↓↓↓

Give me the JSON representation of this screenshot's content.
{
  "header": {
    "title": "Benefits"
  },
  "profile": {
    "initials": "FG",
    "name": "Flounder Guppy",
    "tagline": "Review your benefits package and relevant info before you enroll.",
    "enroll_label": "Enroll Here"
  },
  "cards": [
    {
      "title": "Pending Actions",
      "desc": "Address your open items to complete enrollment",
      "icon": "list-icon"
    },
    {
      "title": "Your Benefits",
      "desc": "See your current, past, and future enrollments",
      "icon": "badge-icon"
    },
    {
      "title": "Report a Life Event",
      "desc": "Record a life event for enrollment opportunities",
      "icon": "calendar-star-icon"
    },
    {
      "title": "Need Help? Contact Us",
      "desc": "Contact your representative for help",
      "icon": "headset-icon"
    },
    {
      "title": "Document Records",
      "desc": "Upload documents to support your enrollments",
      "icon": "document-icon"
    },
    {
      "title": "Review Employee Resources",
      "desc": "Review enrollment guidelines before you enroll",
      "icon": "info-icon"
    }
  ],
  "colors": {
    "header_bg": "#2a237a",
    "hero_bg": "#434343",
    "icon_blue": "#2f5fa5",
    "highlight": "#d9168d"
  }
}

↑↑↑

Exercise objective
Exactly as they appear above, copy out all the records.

Exercise output
Give me the JSON representation of this screenshot's content.
{
  "header": {
    "title": "Benefits"
  },
  "profile": {
    "initials": "FG",
    "name": "Flounder Guppy",
    "tagline": "Review your benefits package and relevant info before you enroll.",
    "enroll_label": "Enroll Here"
  },
  "cards": [
    {
      "title": "Pending Actions",
      "desc": "Address your open items to complete enrollment",
      "icon": "list-icon"
    },
    {
      "title": "Your Benefits",
      "desc": "See your current, past, and future enrollments",
      "icon": "badge-icon"
    },
    {
      "title": "Report a Life Event",
      "desc": "Record a life event for enrollment opportunities",
      "icon": "calendar-star-icon"
    },
    {
      "title": "Need Help? Contact Us",
      "desc": "Contact your representative for help",
      "icon": "headset-icon"
    },
    {
      "title": "Document Records",
      "desc": "Upload documents to support your enrollments",
      "icon": "document-icon"
    },
    {
      "title": "Review Employee Resources",
      "desc": "Review enrollment guidelines before you enroll",
      "icon": "info-icon"
    }
  ],
  "colors": {
    "header_bg": "#2a237a",
    "hero_bg": "#434343",
    "icon_blue": "#2f5fa5",
    "highlight": "#d9168d"
  }
}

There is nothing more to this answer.